A thesis should contain many elements. First of all, your thesis will tell the reader how you interpret concentration camps during the Holocaust. It will also let the reader know what to expect from the paper and may be something that others will disagree with. It will answer the question that you are asking, "Were concentration camps inhumane?" You will want to convince the reader to agree with what you have to say.
A good thesis should answer the following questions:
- Do I answer the question?
- Is it specific enough without wandering?
- Will others challenge it?

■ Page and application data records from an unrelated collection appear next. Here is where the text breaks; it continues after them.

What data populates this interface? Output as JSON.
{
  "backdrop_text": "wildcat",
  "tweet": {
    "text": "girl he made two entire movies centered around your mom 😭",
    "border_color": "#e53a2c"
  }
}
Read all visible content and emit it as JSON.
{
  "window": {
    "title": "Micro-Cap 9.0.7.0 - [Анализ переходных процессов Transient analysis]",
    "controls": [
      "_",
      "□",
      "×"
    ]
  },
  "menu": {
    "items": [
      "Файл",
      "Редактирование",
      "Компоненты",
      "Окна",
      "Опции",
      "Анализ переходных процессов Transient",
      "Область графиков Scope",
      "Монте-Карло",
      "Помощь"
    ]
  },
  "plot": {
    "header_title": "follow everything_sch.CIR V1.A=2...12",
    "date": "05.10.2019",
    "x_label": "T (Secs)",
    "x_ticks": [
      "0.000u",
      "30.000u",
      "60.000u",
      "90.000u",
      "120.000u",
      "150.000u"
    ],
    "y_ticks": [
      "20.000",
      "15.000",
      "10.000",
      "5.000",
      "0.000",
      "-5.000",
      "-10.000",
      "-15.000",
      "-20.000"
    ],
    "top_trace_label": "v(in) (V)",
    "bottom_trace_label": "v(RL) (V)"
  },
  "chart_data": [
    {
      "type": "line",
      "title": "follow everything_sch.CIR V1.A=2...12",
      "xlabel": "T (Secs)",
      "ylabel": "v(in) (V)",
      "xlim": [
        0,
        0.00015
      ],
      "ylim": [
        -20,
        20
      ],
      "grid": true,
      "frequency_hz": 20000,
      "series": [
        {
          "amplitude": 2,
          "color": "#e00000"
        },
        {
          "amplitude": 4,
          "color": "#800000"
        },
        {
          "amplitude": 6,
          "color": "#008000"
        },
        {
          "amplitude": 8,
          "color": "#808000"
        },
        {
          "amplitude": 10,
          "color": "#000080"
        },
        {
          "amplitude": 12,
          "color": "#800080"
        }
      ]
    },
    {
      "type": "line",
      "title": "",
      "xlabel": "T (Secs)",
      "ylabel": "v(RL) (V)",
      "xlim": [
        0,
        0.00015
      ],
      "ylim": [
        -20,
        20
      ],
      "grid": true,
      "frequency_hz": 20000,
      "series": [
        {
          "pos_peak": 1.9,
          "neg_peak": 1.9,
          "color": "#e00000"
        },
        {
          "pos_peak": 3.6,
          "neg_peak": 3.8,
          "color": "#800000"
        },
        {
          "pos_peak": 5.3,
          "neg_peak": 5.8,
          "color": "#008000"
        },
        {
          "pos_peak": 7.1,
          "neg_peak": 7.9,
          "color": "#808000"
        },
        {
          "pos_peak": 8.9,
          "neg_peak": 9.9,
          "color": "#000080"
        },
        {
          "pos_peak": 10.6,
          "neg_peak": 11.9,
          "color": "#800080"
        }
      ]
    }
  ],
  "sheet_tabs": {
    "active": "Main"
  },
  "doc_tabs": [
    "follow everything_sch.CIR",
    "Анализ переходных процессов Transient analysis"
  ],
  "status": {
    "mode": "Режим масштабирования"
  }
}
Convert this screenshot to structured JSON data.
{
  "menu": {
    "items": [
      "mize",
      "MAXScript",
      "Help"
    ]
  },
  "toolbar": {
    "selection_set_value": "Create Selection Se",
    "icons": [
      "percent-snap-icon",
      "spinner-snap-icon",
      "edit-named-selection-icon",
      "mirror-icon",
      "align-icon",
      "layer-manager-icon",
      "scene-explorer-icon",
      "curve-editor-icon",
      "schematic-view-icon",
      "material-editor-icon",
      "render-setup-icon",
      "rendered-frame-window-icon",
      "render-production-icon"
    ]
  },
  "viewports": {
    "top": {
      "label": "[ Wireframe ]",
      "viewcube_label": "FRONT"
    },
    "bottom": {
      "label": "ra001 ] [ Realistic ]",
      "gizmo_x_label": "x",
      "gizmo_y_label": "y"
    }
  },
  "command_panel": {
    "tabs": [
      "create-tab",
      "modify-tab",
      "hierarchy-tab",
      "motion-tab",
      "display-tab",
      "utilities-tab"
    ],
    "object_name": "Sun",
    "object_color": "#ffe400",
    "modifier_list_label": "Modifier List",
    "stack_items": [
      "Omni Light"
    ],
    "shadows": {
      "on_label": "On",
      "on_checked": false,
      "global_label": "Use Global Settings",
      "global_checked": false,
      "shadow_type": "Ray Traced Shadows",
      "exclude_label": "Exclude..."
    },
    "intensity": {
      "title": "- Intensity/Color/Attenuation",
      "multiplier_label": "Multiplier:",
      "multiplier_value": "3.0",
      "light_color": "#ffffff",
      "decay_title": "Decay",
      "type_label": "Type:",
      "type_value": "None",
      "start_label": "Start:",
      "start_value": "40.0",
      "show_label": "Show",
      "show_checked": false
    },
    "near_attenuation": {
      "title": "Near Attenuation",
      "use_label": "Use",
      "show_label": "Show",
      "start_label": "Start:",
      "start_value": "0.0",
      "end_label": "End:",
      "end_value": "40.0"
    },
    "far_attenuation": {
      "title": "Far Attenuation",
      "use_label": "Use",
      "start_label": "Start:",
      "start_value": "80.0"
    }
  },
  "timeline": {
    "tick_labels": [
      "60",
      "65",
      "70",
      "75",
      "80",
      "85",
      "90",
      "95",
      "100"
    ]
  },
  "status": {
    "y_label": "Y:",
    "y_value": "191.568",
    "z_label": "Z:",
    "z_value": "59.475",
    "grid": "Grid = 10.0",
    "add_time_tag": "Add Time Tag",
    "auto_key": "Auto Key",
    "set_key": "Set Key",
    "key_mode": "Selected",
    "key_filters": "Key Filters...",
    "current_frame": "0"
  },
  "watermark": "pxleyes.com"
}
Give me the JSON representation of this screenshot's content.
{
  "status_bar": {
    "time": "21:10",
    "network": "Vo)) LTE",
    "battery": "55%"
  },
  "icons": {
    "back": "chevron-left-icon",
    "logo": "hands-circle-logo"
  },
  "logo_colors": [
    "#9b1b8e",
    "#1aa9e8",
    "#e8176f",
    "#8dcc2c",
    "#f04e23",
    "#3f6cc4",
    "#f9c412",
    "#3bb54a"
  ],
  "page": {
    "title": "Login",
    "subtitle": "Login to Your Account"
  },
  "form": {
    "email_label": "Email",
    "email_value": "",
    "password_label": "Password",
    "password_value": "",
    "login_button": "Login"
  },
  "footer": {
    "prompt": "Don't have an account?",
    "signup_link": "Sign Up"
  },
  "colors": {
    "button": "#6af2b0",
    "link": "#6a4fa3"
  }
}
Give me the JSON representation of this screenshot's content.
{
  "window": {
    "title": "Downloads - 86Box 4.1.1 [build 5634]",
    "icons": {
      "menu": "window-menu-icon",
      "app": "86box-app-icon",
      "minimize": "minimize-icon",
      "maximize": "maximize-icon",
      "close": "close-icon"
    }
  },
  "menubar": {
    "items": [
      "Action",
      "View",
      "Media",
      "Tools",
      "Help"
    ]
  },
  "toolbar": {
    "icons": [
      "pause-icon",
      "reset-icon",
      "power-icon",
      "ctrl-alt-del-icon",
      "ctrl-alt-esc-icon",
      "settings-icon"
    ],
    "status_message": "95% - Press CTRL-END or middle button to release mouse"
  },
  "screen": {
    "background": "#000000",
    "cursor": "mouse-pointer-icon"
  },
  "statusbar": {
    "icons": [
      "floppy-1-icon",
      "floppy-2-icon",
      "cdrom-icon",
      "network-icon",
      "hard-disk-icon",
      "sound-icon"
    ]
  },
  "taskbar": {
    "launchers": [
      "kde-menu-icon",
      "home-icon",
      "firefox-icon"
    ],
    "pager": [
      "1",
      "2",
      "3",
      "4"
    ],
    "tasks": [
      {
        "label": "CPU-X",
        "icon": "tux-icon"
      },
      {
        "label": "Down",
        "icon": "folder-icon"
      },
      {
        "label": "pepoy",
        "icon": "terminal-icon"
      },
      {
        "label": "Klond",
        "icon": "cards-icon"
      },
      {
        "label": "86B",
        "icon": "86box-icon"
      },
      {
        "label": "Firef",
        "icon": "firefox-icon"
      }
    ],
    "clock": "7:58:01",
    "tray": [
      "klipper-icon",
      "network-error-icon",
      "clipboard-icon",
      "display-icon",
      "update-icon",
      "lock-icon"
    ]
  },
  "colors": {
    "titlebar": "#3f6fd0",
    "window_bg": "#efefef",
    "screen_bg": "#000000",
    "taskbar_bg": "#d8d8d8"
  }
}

Much of this is going to be driven by what it is you are going to prove in the paper. I think that this will be supported by what you have in your possession in terms of research materials and sources as well as what the task or assignment is. If this is for a class, being able to understand the nature and dynamics of the assignment will assist you in carving out a thesis statement that is aligned with what is being asked of you. I think that there are several paths that can be pursued, but I also feel that this is going to be contingent on what you have, what you need to do, and with what you feel comfortable writing. Somewhere between the valences of all three lies your thesis statement, something that will be up to you to reclaim and identify.